# [AIM OF THE EXERCISE]
The output should be all lines of the entries below in which the word "Website" occurs.

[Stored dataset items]
▽

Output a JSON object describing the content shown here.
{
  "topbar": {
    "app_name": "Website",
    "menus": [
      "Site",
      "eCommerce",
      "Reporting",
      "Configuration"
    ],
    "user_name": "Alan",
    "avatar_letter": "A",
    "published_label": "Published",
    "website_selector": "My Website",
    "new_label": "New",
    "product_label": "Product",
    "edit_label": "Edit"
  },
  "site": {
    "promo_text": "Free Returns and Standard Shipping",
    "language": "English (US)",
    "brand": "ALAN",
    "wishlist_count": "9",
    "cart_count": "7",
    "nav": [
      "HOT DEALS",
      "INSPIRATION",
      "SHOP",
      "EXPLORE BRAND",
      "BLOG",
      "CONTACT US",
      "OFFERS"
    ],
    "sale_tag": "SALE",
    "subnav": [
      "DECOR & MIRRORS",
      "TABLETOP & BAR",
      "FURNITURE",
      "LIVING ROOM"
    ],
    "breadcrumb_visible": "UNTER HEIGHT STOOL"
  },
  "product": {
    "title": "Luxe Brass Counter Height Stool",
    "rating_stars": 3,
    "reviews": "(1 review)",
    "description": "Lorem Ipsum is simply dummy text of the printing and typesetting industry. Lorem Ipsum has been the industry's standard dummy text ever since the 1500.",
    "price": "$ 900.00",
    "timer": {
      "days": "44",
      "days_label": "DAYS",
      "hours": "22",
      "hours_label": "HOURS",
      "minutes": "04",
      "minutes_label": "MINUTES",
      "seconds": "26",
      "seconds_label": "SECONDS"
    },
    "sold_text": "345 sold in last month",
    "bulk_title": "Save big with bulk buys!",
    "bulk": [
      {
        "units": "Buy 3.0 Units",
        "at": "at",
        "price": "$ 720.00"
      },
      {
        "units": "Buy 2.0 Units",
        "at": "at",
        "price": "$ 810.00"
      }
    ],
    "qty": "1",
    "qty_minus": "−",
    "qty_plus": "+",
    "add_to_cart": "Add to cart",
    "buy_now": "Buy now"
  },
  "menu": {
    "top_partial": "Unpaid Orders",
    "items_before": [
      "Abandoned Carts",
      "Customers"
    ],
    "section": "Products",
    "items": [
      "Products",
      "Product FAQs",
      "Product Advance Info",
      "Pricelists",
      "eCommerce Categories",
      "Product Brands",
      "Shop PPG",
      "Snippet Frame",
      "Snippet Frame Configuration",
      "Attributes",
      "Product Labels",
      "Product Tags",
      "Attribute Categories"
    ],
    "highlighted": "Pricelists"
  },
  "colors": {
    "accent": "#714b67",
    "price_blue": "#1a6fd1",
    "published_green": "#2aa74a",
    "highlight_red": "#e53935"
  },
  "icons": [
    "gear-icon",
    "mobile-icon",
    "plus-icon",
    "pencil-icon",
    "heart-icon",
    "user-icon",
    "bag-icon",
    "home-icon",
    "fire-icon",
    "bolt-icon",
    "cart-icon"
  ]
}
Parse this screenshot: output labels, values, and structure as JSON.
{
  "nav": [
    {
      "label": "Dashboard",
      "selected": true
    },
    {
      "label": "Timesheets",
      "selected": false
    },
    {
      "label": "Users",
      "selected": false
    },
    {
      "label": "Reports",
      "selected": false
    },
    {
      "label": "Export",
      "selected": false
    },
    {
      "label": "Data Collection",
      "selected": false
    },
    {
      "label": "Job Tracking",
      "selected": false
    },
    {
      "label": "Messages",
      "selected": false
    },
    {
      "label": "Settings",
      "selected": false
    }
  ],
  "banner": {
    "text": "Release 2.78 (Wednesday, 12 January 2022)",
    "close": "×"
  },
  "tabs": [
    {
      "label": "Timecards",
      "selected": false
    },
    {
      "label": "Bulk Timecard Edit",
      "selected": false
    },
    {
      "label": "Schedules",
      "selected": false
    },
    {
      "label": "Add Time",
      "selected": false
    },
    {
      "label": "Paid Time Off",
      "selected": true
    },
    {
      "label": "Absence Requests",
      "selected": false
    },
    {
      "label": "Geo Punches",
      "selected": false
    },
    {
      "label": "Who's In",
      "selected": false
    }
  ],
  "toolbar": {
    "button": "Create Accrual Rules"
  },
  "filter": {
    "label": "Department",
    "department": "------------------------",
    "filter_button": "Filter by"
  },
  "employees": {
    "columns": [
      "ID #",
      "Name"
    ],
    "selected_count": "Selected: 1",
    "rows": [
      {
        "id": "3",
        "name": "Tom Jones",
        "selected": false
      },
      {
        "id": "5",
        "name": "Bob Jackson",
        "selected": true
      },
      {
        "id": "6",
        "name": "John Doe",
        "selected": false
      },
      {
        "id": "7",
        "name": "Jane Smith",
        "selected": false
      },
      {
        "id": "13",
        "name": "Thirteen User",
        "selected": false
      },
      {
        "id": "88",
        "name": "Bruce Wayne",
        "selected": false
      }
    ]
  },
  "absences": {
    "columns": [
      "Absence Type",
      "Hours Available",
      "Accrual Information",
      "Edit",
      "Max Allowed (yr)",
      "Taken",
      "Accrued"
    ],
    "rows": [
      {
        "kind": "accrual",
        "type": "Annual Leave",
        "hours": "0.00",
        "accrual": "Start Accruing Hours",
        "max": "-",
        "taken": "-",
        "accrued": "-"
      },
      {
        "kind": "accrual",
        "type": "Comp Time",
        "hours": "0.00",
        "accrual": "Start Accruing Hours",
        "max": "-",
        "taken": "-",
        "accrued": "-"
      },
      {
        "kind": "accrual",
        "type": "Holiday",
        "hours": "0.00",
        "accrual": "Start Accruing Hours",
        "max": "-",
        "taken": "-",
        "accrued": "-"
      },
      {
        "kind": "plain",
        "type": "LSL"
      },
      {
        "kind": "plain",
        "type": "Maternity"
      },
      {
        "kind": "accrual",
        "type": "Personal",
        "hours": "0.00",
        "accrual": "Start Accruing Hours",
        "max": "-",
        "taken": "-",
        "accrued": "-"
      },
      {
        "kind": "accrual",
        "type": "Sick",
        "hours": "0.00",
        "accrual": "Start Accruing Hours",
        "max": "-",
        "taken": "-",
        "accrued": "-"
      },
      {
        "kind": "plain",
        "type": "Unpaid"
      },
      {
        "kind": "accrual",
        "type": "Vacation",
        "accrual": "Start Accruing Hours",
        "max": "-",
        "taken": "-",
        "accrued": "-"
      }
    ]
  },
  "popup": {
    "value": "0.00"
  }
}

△

# [OUTPUT]
    "app_name": "Website",
    "website_selector": "My Website",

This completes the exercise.